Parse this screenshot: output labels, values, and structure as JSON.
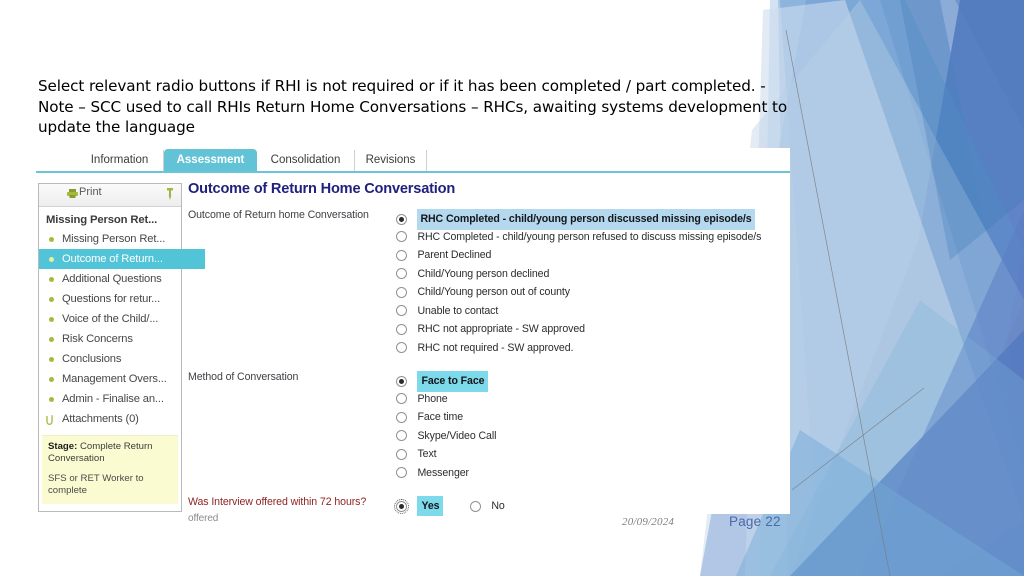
{
  "slide": {
    "body_text": "Select relevant radio buttons if RHI is not required or if it has been completed / part completed. - Note – SCC used to call RHIs Return Home Conversations – RHCs, awaiting systems development to update the language",
    "footer_date": "20/09/2024",
    "page_label": "Page 22"
  },
  "colors": {
    "tab_selected": "#63c3d6",
    "nav_selected": "#51c4d8",
    "section_title": "#21217d",
    "highlight_blue": "#b4d9ee",
    "highlight_cyan": "#7ddaea",
    "stage_box": "#fbfbd2",
    "bullet_olive": "#a5b93c",
    "alert_label": "#8e2424"
  },
  "app": {
    "tabs": [
      {
        "label": "Information",
        "selected": false
      },
      {
        "label": "Assessment",
        "selected": true
      },
      {
        "label": "Consolidation",
        "selected": false
      },
      {
        "label": "Revisions",
        "selected": false
      }
    ],
    "nav": {
      "print_label": "Print",
      "print_icon": "printer-icon",
      "pin_icon": "pushpin-icon",
      "title": "Missing Person Ret...",
      "items": [
        {
          "label": "Missing Person Ret...",
          "icon": "bullet-icon",
          "selected": false
        },
        {
          "label": "Outcome of Return...",
          "icon": "bullet-icon",
          "selected": true
        },
        {
          "label": "Additional Questions",
          "icon": "bullet-icon",
          "selected": false
        },
        {
          "label": "Questions for retur...",
          "icon": "bullet-icon",
          "selected": false
        },
        {
          "label": "Voice of the Child/...",
          "icon": "bullet-icon",
          "selected": false
        },
        {
          "label": "Risk Concerns",
          "icon": "bullet-icon",
          "selected": false
        },
        {
          "label": "Conclusions",
          "icon": "bullet-icon",
          "selected": false
        },
        {
          "label": "Management Overs...",
          "icon": "bullet-icon",
          "selected": false
        },
        {
          "label": "Admin - Finalise an...",
          "icon": "bullet-icon",
          "selected": false
        },
        {
          "label": "Attachments (0)",
          "icon": "paperclip-icon",
          "selected": false
        }
      ],
      "stage": {
        "label": "Stage:",
        "value": "Complete Return Conversation",
        "note": "SFS or RET Worker to complete"
      }
    },
    "content": {
      "section_title": "Outcome of Return Home Conversation",
      "fields": [
        {
          "label": "Outcome of Return home Conversation",
          "label_style": "normal",
          "sublabel": "",
          "layout": "stacked",
          "options": [
            {
              "label": "RHC Completed - child/young person discussed missing episode/s",
              "selected": true,
              "highlight": "blue"
            },
            {
              "label": "RHC Completed - child/young person refused to discuss missing episode/s",
              "selected": false,
              "highlight": "none"
            },
            {
              "label": "Parent Declined",
              "selected": false,
              "highlight": "none"
            },
            {
              "label": "Child/Young person declined",
              "selected": false,
              "highlight": "none"
            },
            {
              "label": "Child/Young person out of county",
              "selected": false,
              "highlight": "none"
            },
            {
              "label": "Unable to contact",
              "selected": false,
              "highlight": "none"
            },
            {
              "label": "RHC not appropriate - SW approved",
              "selected": false,
              "highlight": "none"
            },
            {
              "label": "RHC not required - SW approved.",
              "selected": false,
              "highlight": "none"
            }
          ]
        },
        {
          "label": "Method of Conversation",
          "label_style": "normal",
          "sublabel": "",
          "layout": "stacked",
          "options": [
            {
              "label": "Face to Face",
              "selected": true,
              "highlight": "cyan"
            },
            {
              "label": "Phone",
              "selected": false,
              "highlight": "none"
            },
            {
              "label": "Face time",
              "selected": false,
              "highlight": "none"
            },
            {
              "label": "Skype/Video Call",
              "selected": false,
              "highlight": "none"
            },
            {
              "label": "Text",
              "selected": false,
              "highlight": "none"
            },
            {
              "label": "Messenger",
              "selected": false,
              "highlight": "none"
            }
          ]
        },
        {
          "label": "Was Interview offered within 72 hours?",
          "label_style": "alert",
          "sublabel": "offered",
          "layout": "inline",
          "options": [
            {
              "label": "Yes",
              "selected": true,
              "highlight": "cyan",
              "focused": true
            },
            {
              "label": "No",
              "selected": false,
              "highlight": "none",
              "focused": false
            }
          ]
        }
      ]
    }
  }
}
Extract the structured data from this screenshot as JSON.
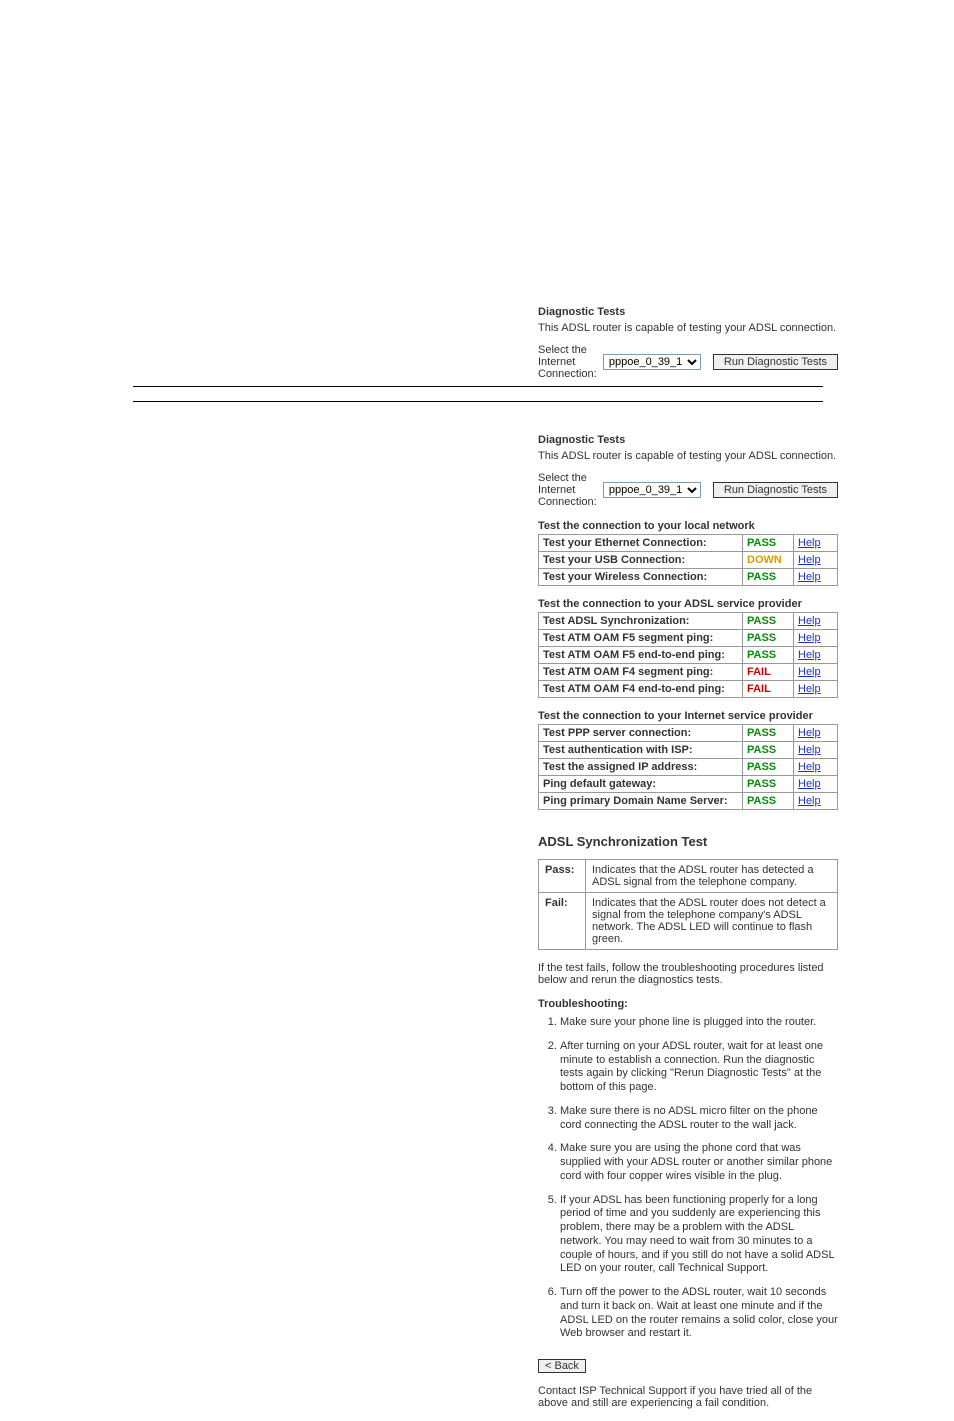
{
  "section1": {
    "title": "Diagnostic Tests",
    "intro": "This ADSL router is capable of testing your ADSL connection.",
    "select_label": "Select the Internet Connection:",
    "select_value": "pppoe_0_39_1",
    "button": "Run Diagnostic Tests"
  },
  "section2": {
    "title": "Diagnostic Tests",
    "intro": "This ADSL router is capable of testing your ADSL connection.",
    "select_label": "Select the Internet Connection:",
    "select_value": "pppoe_0_39_1",
    "button": "Run Diagnostic Tests"
  },
  "group1": {
    "title": "Test the connection to your local network",
    "rows": [
      {
        "label": "Test your Ethernet Connection:",
        "result": "PASS",
        "cls": "pass"
      },
      {
        "label": "Test your USB Connection:",
        "result": "DOWN",
        "cls": "down"
      },
      {
        "label": "Test your Wireless Connection:",
        "result": "PASS",
        "cls": "pass"
      }
    ]
  },
  "group2": {
    "title": "Test the connection to your ADSL service provider",
    "rows": [
      {
        "label": "Test ADSL Synchronization:",
        "result": "PASS",
        "cls": "pass"
      },
      {
        "label": "Test ATM OAM F5 segment ping:",
        "result": "PASS",
        "cls": "pass"
      },
      {
        "label": "Test ATM OAM F5 end-to-end ping:",
        "result": "PASS",
        "cls": "pass"
      },
      {
        "label": "Test ATM OAM F4 segment ping:",
        "result": "FAIL",
        "cls": "fail"
      },
      {
        "label": "Test ATM OAM F4 end-to-end ping:",
        "result": "FAIL",
        "cls": "fail"
      }
    ]
  },
  "group3": {
    "title": "Test the connection to your Internet service provider",
    "rows": [
      {
        "label": "Test PPP server connection:",
        "result": "PASS",
        "cls": "pass"
      },
      {
        "label": "Test authentication with ISP:",
        "result": "PASS",
        "cls": "pass"
      },
      {
        "label": "Test the assigned IP address:",
        "result": "PASS",
        "cls": "pass"
      },
      {
        "label": "Ping default gateway:",
        "result": "PASS",
        "cls": "pass"
      },
      {
        "label": "Ping primary Domain Name Server:",
        "result": "PASS",
        "cls": "pass"
      }
    ]
  },
  "help": "Help",
  "sync": {
    "title": "ADSL Synchronization Test",
    "pass_key": "Pass:",
    "pass_text": "Indicates that the ADSL router has detected a ADSL signal from the telephone company.",
    "fail_key": "Fail:",
    "fail_text": "Indicates that the ADSL router does not detect a signal from the telephone company's ADSL network. The ADSL LED will continue to flash green."
  },
  "afterfail": "If the test fails, follow the troubleshooting procedures listed below and rerun the diagnostics tests.",
  "ts_title": "Troubleshooting:",
  "ts": [
    "Make sure your phone line is plugged into the router.",
    "After turning on your ADSL router, wait for at least one minute to establish a connection. Run the diagnostic tests again by clicking \"Rerun Diagnostic Tests\" at the bottom of this page.",
    "Make sure there is no ADSL micro filter on the phone cord connecting the ADSL router to the wall jack.",
    "Make sure you are using the phone cord that was supplied with your ADSL router or another similar phone cord with four copper wires visible in the plug.",
    "If your ADSL has been functioning properly for a long period of time and you suddenly are experiencing this problem, there may be a problem with the ADSL network. You may need to wait from 30 minutes to a couple of hours, and if you still do not have a solid ADSL LED on your router, call Technical Support.",
    "Turn off the power to the ADSL router, wait 10 seconds and turn it back on. Wait at least one minute and if the ADSL LED on the router remains a solid color, close your Web browser and restart it."
  ],
  "back": "< Back",
  "contact": "Contact ISP Technical Support if you have tried all of the above and still are experiencing a fail condition."
}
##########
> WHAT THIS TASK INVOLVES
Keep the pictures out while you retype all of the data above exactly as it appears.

> RESULT FOR THIS TASK
Parse this screenshot: output labels, values, and structure as JSON.
{
  "slide": {
    "body_text": "Select relevant radio buttons if RHI is not required or if it has been completed / part completed. - Note – SCC used to call RHIs Return Home Conversations – RHCs, awaiting systems development to update the language",
    "footer_date": "20/09/2024",
    "page_label": "Page 22"
  },
  "colors": {
    "tab_selected": "#63c3d6",
    "nav_selected": "#51c4d8",
    "section_title": "#21217d",
    "highlight_blue": "#b4d9ee",
    "highlight_cyan": "#7ddaea",
    "stage_box": "#fbfbd2",
    "bullet_olive": "#a5b93c",
    "alert_label": "#8e2424"
  },
  "app": {
    "tabs": [
      {
        "label": "Information",
        "selected": false
      },
      {
        "label": "Assessment",
        "selected": true
      },
      {
        "label": "Consolidation",
        "selected": false
      },
      {
        "label": "Revisions",
        "selected": false
      }
    ],
    "nav": {
      "print_label": "Print",
      "print_icon": "printer-icon",
      "pin_icon": "pushpin-icon",
      "title": "Missing Person Ret...",
      "items": [
        {
          "label": "Missing Person Ret...",
          "icon": "bullet-icon",
          "selected": false
        },
        {
          "label": "Outcome of Return...",
          "icon": "bullet-icon",
          "selected": true
        },
        {
          "label": "Additional Questions",
          "icon": "bullet-icon",
          "selected": false
        },
        {
          "label": "Questions for retur...",
          "icon": "bullet-icon",
          "selected": false
        },
        {
          "label": "Voice of the Child/...",
          "icon": "bullet-icon",
          "selected": false
        },
        {
          "label": "Risk Concerns",
          "icon": "bullet-icon",
          "selected": false
        },
        {
          "label": "Conclusions",
          "icon": "bullet-icon",
          "selected": false
        },
        {
          "label": "Management Overs...",
          "icon": "bullet-icon",
          "selected": false
        },
        {
          "label": "Admin - Finalise an...",
          "icon": "bullet-icon",
          "selected": false
        },
        {
          "label": "Attachments (0)",
          "icon": "paperclip-icon",
          "selected": false
        }
      ],
      "stage": {
        "label": "Stage:",
        "value": "Complete Return Conversation",
        "note": "SFS or RET Worker to complete"
      }
    },
    "content": {
      "section_title": "Outcome of Return Home Conversation",
      "fields": [
        {
          "label": "Outcome of Return home Conversation",
          "label_style": "normal",
          "sublabel": "",
          "layout": "stacked",
          "options": [
            {
              "label": "RHC Completed - child/young person discussed missing episode/s",
              "selected": true,
              "highlight": "blue"
            },
            {
              "label": "RHC Completed - child/young person refused to discuss missing episode/s",
              "selected": false,
              "highlight": "none"
            },
            {
              "label": "Parent Declined",
              "selected": false,
              "highlight": "none"
            },
            {
              "label": "Child/Young person declined",
              "selected": false,
              "highlight": "none"
            },
            {
              "label": "Child/Young person out of county",
              "selected": false,
              "highlight": "none"
            },
            {
              "label": "Unable to contact",
              "selected": false,
              "highlight": "none"
            },
            {
              "label": "RHC not appropriate - SW approved",
              "selected": false,
              "highlight": "none"
            },
            {
              "label": "RHC not required - SW approved.",
              "selected": false,
              "highlight": "none"
            }
          ]
        },
        {
          "label": "Method of Conversation",
          "label_style": "normal",
          "sublabel": "",
          "layout": "stacked",
          "options": [
            {
              "label": "Face to Face",
              "selected": true,
              "highlight": "cyan"
            },
            {
              "label": "Phone",
              "selected": false,
              "highlight": "none"
            },
            {
              "label": "Face time",
              "selected": false,
              "highlight": "none"
            },
            {
              "label": "Skype/Video Call",
              "selected": false,
              "highlight": "none"
            },
            {
              "label": "Text",
              "selected": false,
              "highlight": "none"
            },
            {
              "label": "Messenger",
              "selected": false,
              "highlight": "none"
            }
          ]
        },
        {
          "label": "Was Interview offered within 72 hours?",
          "label_style": "alert",
          "sublabel": "offered",
          "layout": "inline",
          "options": [
            {
              "label": "Yes",
              "selected": true,
              "highlight": "cyan",
              "focused": true
            },
            {
              "label": "No",
              "selected": false,
              "highlight": "none",
              "focused": false
            }
          ]
        }
      ]
    }
  }
}
Extract the structured data from this screenshot as JSON.
{
  "section1": {
    "title": "Diagnostic Tests",
    "intro": "This ADSL router is capable of testing your ADSL connection.",
    "select_label": "Select the Internet Connection:",
    "select_value": "pppoe_0_39_1",
    "button": "Run Diagnostic Tests"
  },
  "section2": {
    "title": "Diagnostic Tests",
    "intro": "This ADSL router is capable of testing your ADSL connection.",
    "select_label": "Select the Internet Connection:",
    "select_value": "pppoe_0_39_1",
    "button": "Run Diagnostic Tests"
  },
  "group1": {
    "title": "Test the connection to your local network",
    "rows": [
      {
        "label": "Test your Ethernet Connection:",
        "result": "PASS",
        "cls": "pass"
      },
      {
        "label": "Test your USB Connection:",
        "result": "DOWN",
        "cls": "down"
      },
      {
        "label": "Test your Wireless Connection:",
        "result": "PASS",
        "cls": "pass"
      }
    ]
  },
  "group2": {
    "title": "Test the connection to your ADSL service provider",
    "rows": [
      {
        "label": "Test ADSL Synchronization:",
        "result": "PASS",
        "cls": "pass"
      },
      {
        "label": "Test ATM OAM F5 segment ping:",
        "result": "PASS",
        "cls": "pass"
      },
      {
        "label": "Test ATM OAM F5 end-to-end ping:",
        "result": "PASS",
        "cls": "pass"
      },
      {
        "label": "Test ATM OAM F4 segment ping:",
        "result": "FAIL",
        "cls": "fail"
      },
      {
        "label": "Test ATM OAM F4 end-to-end ping:",
        "result": "FAIL",
        "cls": "fail"
      }
    ]
  },
  "group3": {
    "title": "Test the connection to your Internet service provider",
    "rows": [
      {
        "label": "Test PPP server connection:",
        "result": "PASS",
        "cls": "pass"
      },
      {
        "label": "Test authentication with ISP:",
        "result": "PASS",
        "cls": "pass"
      },
      {
        "label": "Test the assigned IP address:",
        "result": "PASS",
        "cls": "pass"
      },
      {
        "label": "Ping default gateway:",
        "result": "PASS",
        "cls": "pass"
      },
      {
        "label": "Ping primary Domain Name Server:",
        "result": "PASS",
        "cls": "pass"
      }
    ]
  },
  "help": "Help",
  "sync": {
    "title": "ADSL Synchronization Test",
    "pass_key": "Pass:",
    "pass_text": "Indicates that the ADSL router has detected a ADSL signal from the telephone company.",
    "fail_key": "Fail:",
    "fail_text": "Indicates that the ADSL router does not detect a signal from the telephone company's ADSL network. The ADSL LED will continue to flash green."
  },
  "afterfail": "If the test fails, follow the troubleshooting procedures listed below and rerun the diagnostics tests.",
  "ts_title": "Troubleshooting:",
  "ts": [
    "Make sure your phone line is plugged into the router.",
    "After turning on your ADSL router, wait for at least one minute to establish a connection. Run the diagnostic tests again by clicking \"Rerun Diagnostic Tests\" at the bottom of this page.",
    "Make sure there is no ADSL micro filter on the phone cord connecting the ADSL router to the wall jack.",
    "Make sure you are using the phone cord that was supplied with your ADSL router or another similar phone cord with four copper wires visible in the plug.",
    "If your ADSL has been functioning properly for a long period of time and you suddenly are experiencing this problem, there may be a problem with the ADSL network. You may need to wait from 30 minutes to a couple of hours, and if you still do not have a solid ADSL LED on your router, call Technical Support.",
    "Turn off the power to the ADSL router, wait 10 seconds and turn it back on. Wait at least one minute and if the ADSL LED on the router remains a solid color, close your Web browser and restart it."
  ],
  "back": "< Back",
  "contact": "Contact ISP Technical Support if you have tried all of the above and still are experiencing a fail condition."
}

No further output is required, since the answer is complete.